Robotic emissaries explore the universe for us. Whether traveling to our moon, to other planets, or beyond the Solar System, robots are sometimes much more useful than humans. What are future trends in robotic space exploration? To learn more about this topic, we spoke to Andrew Jones, a doctoral candidate at North Dakota State University who specializes in it.
What do you think next steps are in using robots to explore the universe?
Robots have played, and likely will continue to play, an important role for space exploration. Robotic rovers, such as Curiosity, continue to be used for exploring Mars. In the near-term, there are projects in development to send new robots to planets and moons in the solar system, including additional rovers to Mars. Many of these are teleoperated (remote controlled) from stations on Earth. For the exploration of astronomical objects that are farther away, it may be necessary to use robots with increased autonomy – the communication delay would be too high to effectively teleoperate the robot.
What are the major obstacles to creating self-replicating or self-reconfiguring robots?
Both self-replicating and self-reconfiguring robots are creatable. The effectiveness of those types of robot systems, however, would vary significantly based on hardware and software quality. For instance, it would certainly be accomplishable to build a modular robot that can self-reconfigure; but if the configurations don’t have much utility (e.g. accomplishing a goal), then it may be more productive to make a non-modular robot.
Similarly, self-replicating robots may only be beneficial in locations that are difficult to access – otherwise it may be more productive to have a factory build robots instead of making a self-replicating robot. In essence, the obstacle would be finding a justification to add this complex (and difficult-to-achieve) characteristic to a robot system.
For individuals who are interested in working in robotic space exploration, what are some interesting areas for specialization?

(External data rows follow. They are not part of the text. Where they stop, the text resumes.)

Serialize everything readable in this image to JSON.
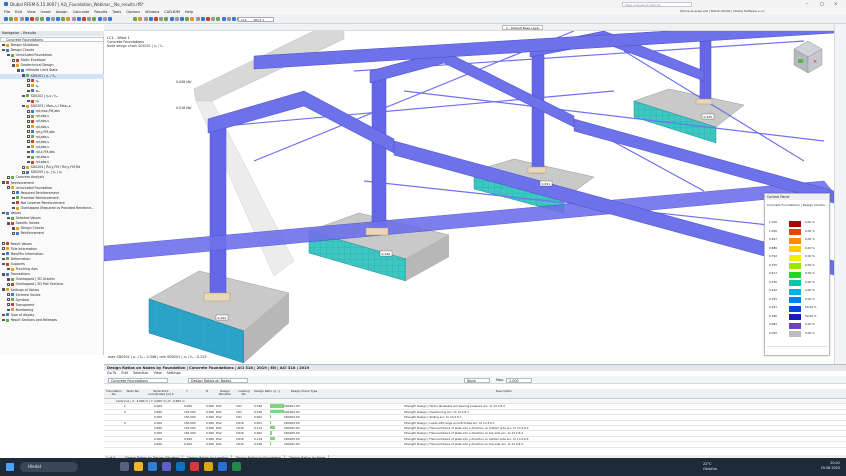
{
  "app": {
    "title": "Dlubal RFEM 6.15.0007 | A2|_Foundation_Webinar__No_results.rf6*",
    "search_placeholder": "Type a keyword (Alt+Q)",
    "license": "Online License AAI | Martin Motlik | Dlubal Software s.r.o."
  },
  "menu": [
    "File",
    "Edit",
    "View",
    "Insert",
    "Assign",
    "Calculate",
    "Results",
    "Tools",
    "Options",
    "Window",
    "CAD-BIM",
    "Help"
  ],
  "toolbar": {
    "combo": "LC1",
    "combo_name": "Wind 1",
    "default_layer": "1 - Default Base Layer"
  },
  "navigator": {
    "title": "Navigator - Results",
    "selector": "Concrete Foundations",
    "items": [
      {
        "t": "Design Situations",
        "lvl": 0,
        "cb": false
      },
      {
        "t": "Design Checks",
        "lvl": 0,
        "cb": true
      },
      {
        "t": "Unincluded Foundation",
        "lvl": 1,
        "cb": false
      },
      {
        "t": "Static Envelope",
        "lvl": 2,
        "cb": false
      },
      {
        "t": "Geotechnical Design",
        "lvl": 2,
        "cb": true
      },
      {
        "t": "Ultimate Limit State",
        "lvl": 3,
        "cb": true
      },
      {
        "t": "SD0201 | ηₛ / fₘ",
        "lvl": 4,
        "cb": true,
        "sel": true
      },
      {
        "t": "ηₐ",
        "lvl": 5,
        "cb": false
      },
      {
        "t": "ηₐ",
        "lvl": 5,
        "cb": false
      },
      {
        "t": "σₘ",
        "lvl": 5,
        "cb": false
      },
      {
        "t": "SD0202 | ηₐs / ηₐ",
        "lvl": 4,
        "cb": false
      },
      {
        "t": "ηₐ",
        "lvl": 5,
        "cb": false
      },
      {
        "t": "SD0203 | Maxₐ,s / Maxₐ,s",
        "lvl": 4,
        "cb": false
      },
      {
        "t": "ηd,max,FM,abs",
        "lvl": 5,
        "cb": false
      },
      {
        "t": "ηd,abs,s",
        "lvl": 5,
        "cb": false
      },
      {
        "t": "ηd,abs,s",
        "lvl": 5,
        "cb": false
      },
      {
        "t": "ηd,abs,s",
        "lvl": 5,
        "cb": false
      },
      {
        "t": "ηd,y,FM,abs",
        "lvl": 5,
        "cb": false
      },
      {
        "t": "ηd,abs,s",
        "lvl": 5,
        "cb": false
      },
      {
        "t": "ηd,abs,s",
        "lvl": 5,
        "cb": false
      },
      {
        "t": "ηd,abs,s",
        "lvl": 5,
        "cb": false
      },
      {
        "t": "ηd,x,FM,abs",
        "lvl": 5,
        "cb": false
      },
      {
        "t": "ηd,abs,s",
        "lvl": 5,
        "cb": false
      },
      {
        "t": "ηd,abs,s",
        "lvl": 5,
        "cb": false
      },
      {
        "t": "SD0204 | Rd,y,FM / Rd,y,FM,Rd",
        "lvl": 4,
        "cb": false
      },
      {
        "t": "SD0205 | ηₐ | ηₐ | ηₐ",
        "lvl": 4,
        "cb": false
      },
      {
        "t": "Concrete Analysis",
        "lvl": 1,
        "cb": false
      },
      {
        "t": "Reinforcement",
        "lvl": 0,
        "cb": true
      },
      {
        "t": "Unincluded Foundation",
        "lvl": 1,
        "cb": false
      },
      {
        "t": "Required Reinforcement",
        "lvl": 2,
        "cb": false
      },
      {
        "t": "Provided Reinforcement",
        "lvl": 2,
        "cb": false
      },
      {
        "t": "Not Covered Reinforcement",
        "lvl": 2,
        "cb": false
      },
      {
        "t": "Overlapped (Required vs Provided Reinforce...",
        "lvl": 2,
        "cb": false
      },
      {
        "t": "Values",
        "lvl": 0,
        "cb": true
      },
      {
        "t": "Selected Values",
        "lvl": 1,
        "cb": false
      },
      {
        "t": "Specific Values",
        "lvl": 1,
        "cb": true
      },
      {
        "t": "Design Checks",
        "lvl": 2,
        "cb": true
      },
      {
        "t": "Reinforcement",
        "lvl": 2,
        "cb": false
      },
      {
        "t": "",
        "lvl": 0,
        "cb": false
      },
      {
        "t": "Result Values",
        "lvl": 0,
        "cb": false
      },
      {
        "t": "Title Information",
        "lvl": 0,
        "cb": false
      },
      {
        "t": "Max/Min Information",
        "lvl": 0,
        "cb": false
      },
      {
        "t": "Deformation",
        "lvl": 0,
        "cb": false
      },
      {
        "t": "Supports",
        "lvl": 0,
        "cb": false
      },
      {
        "t": "Punching Axis",
        "lvl": 1,
        "cb": false
      },
      {
        "t": "Foundations",
        "lvl": 0,
        "cb": true
      },
      {
        "t": "Overlapped | 3D Graphic",
        "lvl": 1,
        "cb": true
      },
      {
        "t": "Overlapped | 2D Plot Sections",
        "lvl": 1,
        "cb": false
      },
      {
        "t": "Settings of Values",
        "lvl": 0,
        "cb": true
      },
      {
        "t": "Extreme Values",
        "lvl": 1,
        "cb": false
      },
      {
        "t": "Symbols",
        "lvl": 1,
        "cb": false
      },
      {
        "t": "Transparent",
        "lvl": 1,
        "cb": false
      },
      {
        "t": "Numbering",
        "lvl": 1,
        "cb": false
      },
      {
        "t": "Type of display",
        "lvl": 0,
        "cb": false
      },
      {
        "t": "Result Sections and Releases",
        "lvl": 0,
        "cb": false
      }
    ]
  },
  "viewport": {
    "lc_label": "LC1 - Wind 1",
    "addon": "Concrete Foundations",
    "check": "Node design check SD0201 | ηₛ / fₘ",
    "scale1": "0.008 kN/",
    "scale2": "0.016 kN/",
    "maxmin": "max SD0201 | ηₛ / fₘ : 0.346 | min SD0201 | ηₛ / fₘ : 0.225",
    "node_labels": [
      "0.294",
      "0.346",
      "0.291",
      "0.225"
    ]
  },
  "control_panel": {
    "title": "Control Panel",
    "subtitle": "Concrete Foundations | Design Checks ...",
    "legend": [
      {
        "v": "1.100",
        "c": "#b30000",
        "p": "0.00 %"
      },
      {
        "v": "1.050",
        "c": "#e34800",
        "p": "0.00 %"
      },
      {
        "v": "0.967",
        "c": "#ff8c00",
        "p": "0.00 %"
      },
      {
        "v": "0.880",
        "c": "#ffcc00",
        "p": "0.00 %"
      },
      {
        "v": "0.792",
        "c": "#f2ee00",
        "p": "0.00 %"
      },
      {
        "v": "0.705",
        "c": "#9be600",
        "p": "0.00 %"
      },
      {
        "v": "0.617",
        "c": "#2bd12b",
        "p": "0.00 %"
      },
      {
        "v": "0.530",
        "c": "#00c9a8",
        "p": "0.00 %"
      },
      {
        "v": "0.442",
        "c": "#00b4e6",
        "p": "0.00 %"
      },
      {
        "v": "0.355",
        "c": "#0081f0",
        "p": "0.00 %"
      },
      {
        "v": "0.267",
        "c": "#0048d8",
        "p": "50.00 %"
      },
      {
        "v": "0.180",
        "c": "#1a1ab8",
        "p": "50.00 %"
      },
      {
        "v": "0.092",
        "c": "#6e40c9",
        "p": "0.00 %"
      },
      {
        "v": "0.020",
        "c": "#bcbcbc",
        "p": "0.00 %"
      }
    ]
  },
  "bottom": {
    "title": "Design Ratios on Nodes by Foundation | Concrete Foundations | ACI 318 | 2019 | EN | ACI 318 | 2019",
    "menu": [
      "Go To",
      "Edit",
      "Selection",
      "View",
      "Settings"
    ],
    "addon_select": "Concrete Foundations",
    "view_select": "Design Ratios on Nodes",
    "filter_none": "None",
    "max_label": "Max:",
    "max_value": "1.000",
    "headers": [
      "Foundation No.",
      "Node No.",
      "Node Point Coordinates [m] X",
      "Y",
      "Z",
      "Design Situation",
      "Loading No.",
      "Design Ratio η [--]",
      "Design Check Type",
      "Description"
    ],
    "group_row": "Centricus | 4 : 4.000 m | Y: 4.000 m | Z: -0.600 m",
    "rows": [
      {
        "f": "",
        "n": "1",
        "x": "0.000",
        "y": "0.000",
        "z": "0.000",
        "ds": "DS2",
        "lo": "CO1",
        "r": "0.346",
        "ck": "SD0201.00",
        "d": "Strength Design | Factor allowable soil bearing pressure acc. to 13.3.6.3"
      },
      {
        "f": "",
        "n": "4",
        "x": "0.000",
        "y": "150.000",
        "z": "0.000",
        "ds": "DS2",
        "lo": "CO1",
        "r": "0.346",
        "ck": "SD0202.00",
        "d": "Strength Design | Overturning acc. to 13.2.6.7"
      },
      {
        "f": "",
        "n": "",
        "x": "0.000",
        "y": "150.000",
        "z": "0.000",
        "ds": "DS2",
        "lo": "CO1",
        "r": "0.002",
        "ck": "SD0203.00",
        "d": "Strength Design | Sliding acc. to 13.2.6.7"
      },
      {
        "f": "",
        "n": "4",
        "x": "0.000",
        "y": "150.000",
        "z": "0.000",
        "ds": "DS2",
        "lo": "CO16",
        "r": "0.001",
        "ck": "SD0204.00",
        "d": "Strength Design | Loads with large eccentricities acc. to 13.3.6.1"
      },
      {
        "f": "",
        "n": "",
        "x": "0.000",
        "y": "150.000",
        "z": "0.000",
        "ds": "DS2",
        "lo": "CO16",
        "r": "0.119",
        "ck": "SD0205.00",
        "d": "Strength Design | Flexural failure of plate into x-direction on bottom side acc. to 13.2.6.4"
      },
      {
        "f": "",
        "n": "",
        "x": "0.000",
        "y": "150.000",
        "z": "0.000",
        "ds": "DS2",
        "lo": "CO16",
        "r": "0.062",
        "ck": "SD0205.00",
        "d": "Strength Design | Flexural failure of plate into x-direction on top side acc. to 13.2.6.4"
      },
      {
        "f": "",
        "n": "",
        "x": "0.000",
        "y": "0.000",
        "z": "0.000",
        "ds": "DS2",
        "lo": "CO16",
        "r": "0.119",
        "ck": "SD0205.00",
        "d": "Strength Design | Flexural failure of plate into y-direction on bottom side acc. to 13.2.6.4"
      },
      {
        "f": "",
        "n": "",
        "x": "0.000",
        "y": "0.000",
        "z": "0.000",
        "ds": "DS2",
        "lo": "CO16",
        "r": "0.018",
        "ck": "SD0205.00",
        "d": "Strength Design | Flexural failure of plate into y-direction on top side acc. to 13.2.6.4"
      }
    ],
    "pager": "1 of 4",
    "tabs": [
      "Design Ratios by Design Situation",
      "Design Ratios by Loading",
      "Design Ratios by Foundation",
      "Design Ratios by Node"
    ]
  },
  "taskbar": {
    "search": "Hledat",
    "temp": "22°C",
    "weather": "Oblačno",
    "time": "20:42",
    "date": "29.08.2025"
  }
}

In my opinion, robot autonomy is going to be an important research area for robotic space exploration. Furthermore, for up-and-coming researchers, it may be beneficial to join a small satellite (“CubeSat”) project. Many universities have or are starting to have these projects. Participating in them may help students gain experience in the aerospace industry.